Web page and app entries:
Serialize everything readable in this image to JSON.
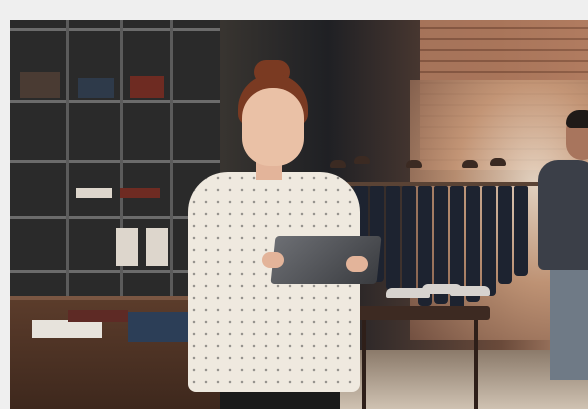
{
  "scene": {
    "subjects": {
      "woman": {
        "icon": "woman-figure"
      },
      "man": {
        "icon": "man-figure"
      },
      "tablet": {
        "icon": "tablet"
      }
    },
    "colors": {
      "frame": "#efefef",
      "shirt": "#efe9df",
      "hair": "#7a3a22",
      "tablet": "#5a5c61",
      "denim": "#1d2330"
    }
  }
}
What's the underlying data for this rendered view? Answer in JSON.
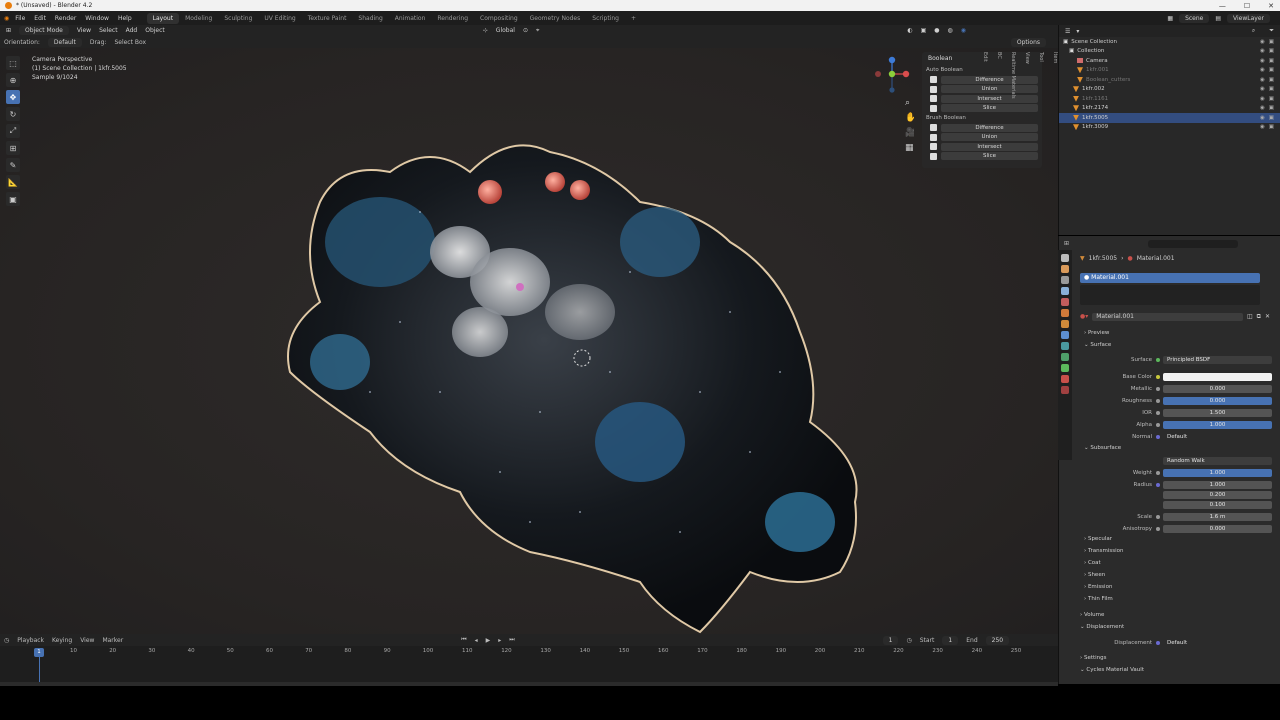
{
  "window": {
    "title": "* (Unsaved) - Blender 4.2"
  },
  "menu": [
    "File",
    "Edit",
    "Render",
    "Window",
    "Help"
  ],
  "workspaces": [
    "Layout",
    "Modeling",
    "Sculpting",
    "UV Editing",
    "Texture Paint",
    "Shading",
    "Animation",
    "Rendering",
    "Compositing",
    "Geometry Nodes",
    "Scripting"
  ],
  "active_workspace": "Layout",
  "scene": "Scene",
  "view_layer": "ViewLayer",
  "viewport_header": {
    "mode": "Object Mode",
    "menus": [
      "View",
      "Select",
      "Add",
      "Object"
    ],
    "orientation": "Global",
    "options": "Options"
  },
  "tool_settings": {
    "orientation_label": "Orientation:",
    "orientation_value": "Default",
    "drag_label": "Drag:",
    "drag_value": "Select Box"
  },
  "viewport_info": {
    "line1": "Camera Perspective",
    "line2": "(1) Scene Collection | 1kfr.5005",
    "line3": "Sample 9/1024"
  },
  "npanel": {
    "title": "Boolean",
    "auto_label": "Auto Boolean",
    "auto_ops": [
      "Difference",
      "Union",
      "Intersect",
      "Slice"
    ],
    "brush_label": "Brush Boolean",
    "brush_ops": [
      "Difference",
      "Union",
      "Intersect",
      "Slice"
    ],
    "tabs": [
      "Item",
      "Tool",
      "View",
      "Realtime Materials",
      "BC",
      "Edit"
    ]
  },
  "outliner": {
    "rows": [
      {
        "label": "Scene Collection",
        "kind": "collection"
      },
      {
        "label": "Collection",
        "kind": "collection"
      },
      {
        "label": "Camera",
        "kind": "camera"
      },
      {
        "label": "1kfr.001",
        "kind": "hidden"
      },
      {
        "label": "Boolean_cutters",
        "kind": "hidden"
      },
      {
        "label": "1kfr.002",
        "kind": "object"
      },
      {
        "label": "1kfr.1161",
        "kind": "hidden"
      },
      {
        "label": "1kfr.2174",
        "kind": "object"
      },
      {
        "label": "1kfr.5005",
        "kind": "selected"
      },
      {
        "label": "1kfr.3009",
        "kind": "object"
      }
    ]
  },
  "properties": {
    "breadcrumb_obj": "1kfr.5005",
    "breadcrumb_mat": "Material.001",
    "slot": "Material.001",
    "material_name": "Material.001",
    "sections": {
      "preview": "Preview",
      "surface": "Surface",
      "subsurface": "Subsurface",
      "collapsed": [
        "Specular",
        "Transmission",
        "Coat",
        "Sheen",
        "Emission",
        "Thin Film"
      ],
      "volume": "Volume",
      "displacement": "Displacement",
      "settings": "Settings",
      "vault": "Cycles Material Vault"
    },
    "surface": {
      "label": "Surface",
      "value": "Principled BSDF"
    },
    "base_color": {
      "label": "Base Color"
    },
    "metallic": {
      "label": "Metallic",
      "value": "0.000"
    },
    "roughness": {
      "label": "Roughness",
      "value": "0.000"
    },
    "ior": {
      "label": "IOR",
      "value": "1.500"
    },
    "alpha": {
      "label": "Alpha",
      "value": "1.000"
    },
    "normal": {
      "label": "Normal",
      "value": "Default"
    },
    "sss_method": "Random Walk",
    "weight": {
      "label": "Weight",
      "value": "1.000"
    },
    "radius": {
      "label": "Radius",
      "values": [
        "1.000",
        "0.200",
        "0.100"
      ]
    },
    "scale": {
      "label": "Scale",
      "value": "1.6 m"
    },
    "anisotropy": {
      "label": "Anisotropy",
      "value": "0.000"
    },
    "displacement": {
      "label": "Displacement",
      "value": "Default"
    }
  },
  "timeline": {
    "menus": [
      "Playback",
      "Keying",
      "View",
      "Marker"
    ],
    "current_frame": "1",
    "start_label": "Start",
    "start": "1",
    "end_label": "End",
    "end": "250",
    "ticks": [
      "10",
      "20",
      "30",
      "40",
      "50",
      "60",
      "70",
      "80",
      "90",
      "100",
      "110",
      "120",
      "130",
      "140",
      "150",
      "160",
      "170",
      "180",
      "190",
      "200",
      "210",
      "220",
      "230",
      "240",
      "250"
    ]
  },
  "colors": {
    "accent": "#4772b3",
    "selection": "#334d80",
    "bg": "#232323"
  }
}
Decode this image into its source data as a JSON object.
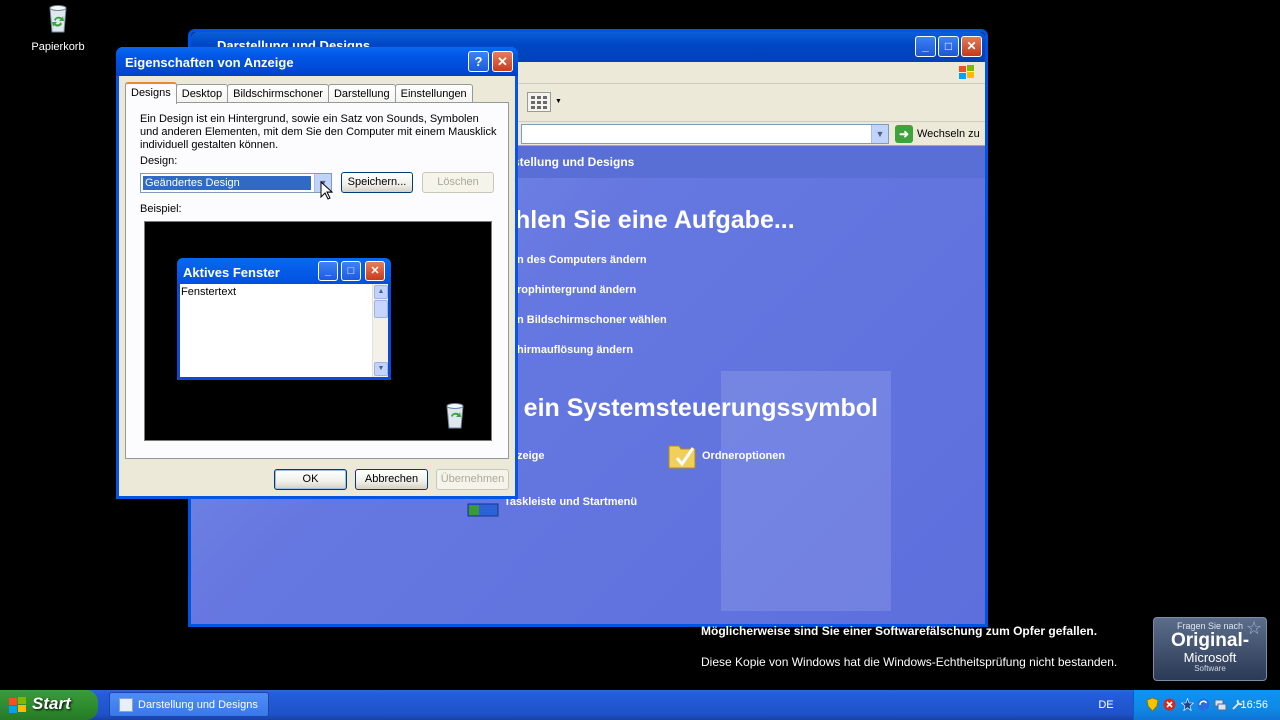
{
  "desktop": {
    "icons": [
      {
        "label": "Papierkorb",
        "icon": "recycle-bin-icon"
      }
    ]
  },
  "control_panel": {
    "title": "Darstellung und Designs",
    "address_go": "Wechseln zu",
    "breadcrumb": "stellung und Designs",
    "heading_tasks": "hlen Sie eine Aufgabe...",
    "tasks": [
      "n des Computers ändern",
      "rophintergrund ändern",
      "n Bildschirmschoner wählen",
      "hirmauflösung ändern"
    ],
    "heading_icons": "r ein Systemsteuerungssymbol",
    "icon_links": [
      "zeige",
      "Ordneroptionen",
      "Taskleiste und Startmenü"
    ]
  },
  "dialog": {
    "title": "Eigenschaften von Anzeige",
    "tabs": [
      "Designs",
      "Desktop",
      "Bildschirmschoner",
      "Darstellung",
      "Einstellungen"
    ],
    "active_tab": "Designs",
    "description": "Ein Design ist ein Hintergrund, sowie ein Satz von Sounds, Symbolen und anderen Elementen, mit dem Sie den Computer mit einem Mausklick individuell gestalten können.",
    "design_label": "Design:",
    "design_value": "Geändertes Design",
    "save_button": "Speichern...",
    "delete_button": "Löschen",
    "sample_label": "Beispiel:",
    "preview_window_title": "Aktives Fenster",
    "preview_window_text": "Fenstertext",
    "ok_button": "OK",
    "cancel_button": "Abbrechen",
    "apply_button": "Übernehmen"
  },
  "activation": {
    "line1": "Möglicherweise sind Sie einer Softwarefälschung zum Opfer gefallen.",
    "line2": "Diese Kopie von Windows hat die Windows-Echtheitsprüfung nicht bestanden.",
    "badge_line1": "Fragen Sie nach",
    "badge_line2": "Original-",
    "badge_line3": "Microsoft",
    "badge_line4": "Software"
  },
  "taskbar": {
    "start_label": "Start",
    "task_button": "Darstellung und Designs",
    "language": "DE",
    "clock": "16:56"
  },
  "colors": {
    "taskbar_blue": "#245edb",
    "start_green": "#3c9a3c",
    "titlebar_blue": "#0055e5",
    "control_panel_bg": "#6577e0"
  }
}
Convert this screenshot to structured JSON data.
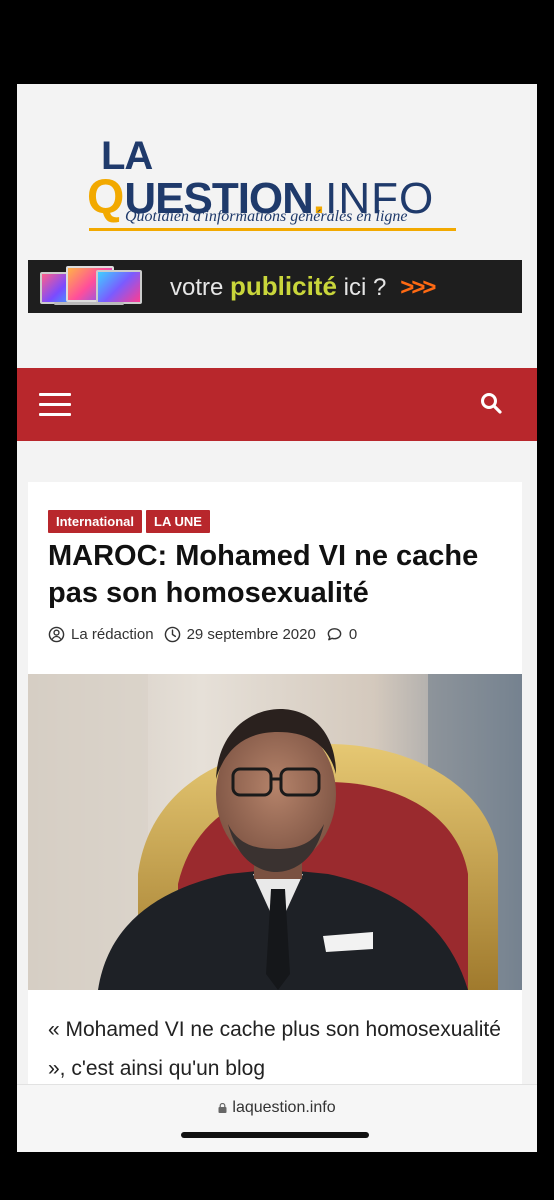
{
  "site": {
    "logo_line1": "LA",
    "logo_q": "Q",
    "logo_main": "UESTION",
    "logo_dot": ".",
    "logo_info": "INFO",
    "tagline": "Quotidien d'informations générales en ligne"
  },
  "ad": {
    "text_pre": "votre ",
    "text_strong": "publicité",
    "text_post": " ici ?",
    "arrows": ">>>"
  },
  "nav": {
    "menu_icon": "hamburger-menu-icon",
    "search_icon": "search-icon"
  },
  "article": {
    "tags": [
      {
        "label": "International"
      },
      {
        "label": "LA UNE"
      }
    ],
    "title": "MAROC: Mohamed VI ne cache pas son homosexualité",
    "author": "La rédaction",
    "date": "29 septembre 2020",
    "comments": "0",
    "lede": "« Mohamed VI ne cache plus son homosexualité », c'est ainsi qu'un blog"
  },
  "browser": {
    "url": "laquestion.info"
  },
  "colors": {
    "brand_red": "#b8272c",
    "logo_blue": "#1f3a6b",
    "logo_gold": "#f2a900",
    "ad_green": "#c9d63b",
    "ad_orange": "#ff6a13"
  }
}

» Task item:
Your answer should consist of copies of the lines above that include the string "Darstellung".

» Result of this task:
    "title": "Darstellung und Designs",
      "Darstellung",
    "task_button": "Darstellung und Designs",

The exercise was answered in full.